The Communications Commission of Kenya (CCK) has officially agreed to renew Safaricom’s operational licence for the next ten years for a fee of KES2.36 billion (USD27.1 million). Despite the carrier’s comfortable dominance of the Kenyan mobile sector, questions were raised over its patchy quality of service (QoS); the watchdog said that Safaricom has failed to meet the minimum threshold for the last three years.
In other news, plans by the government to roll out a national ‘open access’ Long Term Evolution (LTE) network has suffered a major setback after Safaricom announced that it was pulling out of the joint venture. Business Daily Africa reports that the mobile giant has expressed concerns that the state is dragging its heels in drawing up a shareholder agreement, and needs to act quickly in order to meet the growing demand for tablets and smartphones.

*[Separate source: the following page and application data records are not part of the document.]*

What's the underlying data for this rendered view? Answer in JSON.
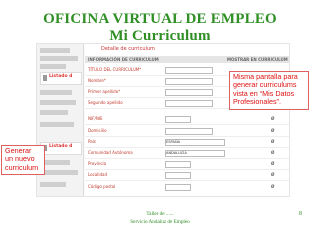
{
  "slide": {
    "title_line1": "OFICINA VIRTUAL DE EMPLEO",
    "title_line2": "Mi Curriculum",
    "callout_right": "Misma pantalla para generar curriculums vista en “Mis Datos Profesionales”.",
    "callout_left": "Generar un nuevo curriculum",
    "footer_line1": "Taller de ......",
    "footer_line2": "Servicio Andaluz de Empleo",
    "page_number": "8"
  },
  "screen": {
    "title": "Detalle de curriculum",
    "left_badges": [
      "Listado d",
      "Listado d"
    ],
    "header_left": "INFORMACIÓN DE CURRICULUM",
    "header_right": "MOSTRAR EN CURRICULUM",
    "fields": [
      {
        "label": "TÍTULO DEL CURRICULUM*",
        "value": "",
        "mark": ""
      },
      {
        "label": "Nombre*",
        "value": "",
        "mark": "Ø"
      },
      {
        "label": "Primer apellido*",
        "value": "",
        "mark": "Ø"
      },
      {
        "label": "Segundo apellido",
        "value": "",
        "mark": "Ø"
      },
      {
        "label": "NIF/NIE",
        "value": "",
        "mark": "Ø"
      },
      {
        "label": "Domicilio",
        "value": "",
        "mark": "Ø"
      },
      {
        "label": "País",
        "value": "ESPAÑA",
        "mark": "Ø"
      },
      {
        "label": "Comunidad Autónoma",
        "value": "ANDALUCÍA",
        "mark": "Ø"
      },
      {
        "label": "Provincia",
        "value": "",
        "mark": "Ø"
      },
      {
        "label": "Localidad",
        "value": "",
        "mark": "Ø"
      },
      {
        "label": "Código postal",
        "value": "",
        "mark": "Ø"
      }
    ]
  }
}
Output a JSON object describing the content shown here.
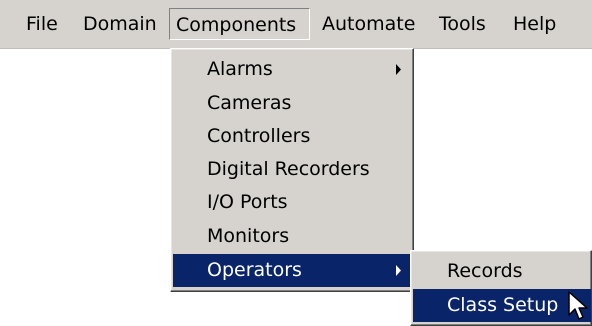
{
  "menubar": {
    "items": [
      {
        "label": "File"
      },
      {
        "label": "Domain"
      },
      {
        "label": "Components"
      },
      {
        "label": "Automate"
      },
      {
        "label": "Tools"
      },
      {
        "label": "Help"
      }
    ],
    "open_item": "Components"
  },
  "components_menu": {
    "items": [
      {
        "label": "Alarms",
        "has_submenu": true
      },
      {
        "label": "Cameras"
      },
      {
        "label": "Controllers"
      },
      {
        "label": "Digital Recorders"
      },
      {
        "label": "I/O Ports"
      },
      {
        "label": "Monitors"
      },
      {
        "label": "Operators",
        "has_submenu": true,
        "highlighted": true
      }
    ]
  },
  "operators_submenu": {
    "items": [
      {
        "label": "Records"
      },
      {
        "label": "Class Setup",
        "highlighted": true
      }
    ]
  },
  "colors": {
    "menu_background": "#d6d3ce",
    "highlight": "#0a246a",
    "highlight_text": "#ffffff",
    "text": "#000000"
  },
  "icons": {
    "submenu_arrow": "right-triangle",
    "cursor": "mouse-pointer-arrow"
  }
}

According to TeleGeography’s GlobalComms Database, participants in the LTE scheme include: domestic mobile operators Safaricom, Airtel, Essar Telekom Kenya (yu) and Telkom Kenya; local broadband providers Liquid Telecom Kenya (formerly Kenya Data Networks (KDN) and MTN Business Kenya; and international vendors Alcatel-Lucent (France-US), Epesi Technologies (US) and Nokia Siemens Networks (NSN, Finland). The short-list was revealed in August 2012, but little in the way of concrete progress has subsequently been reported.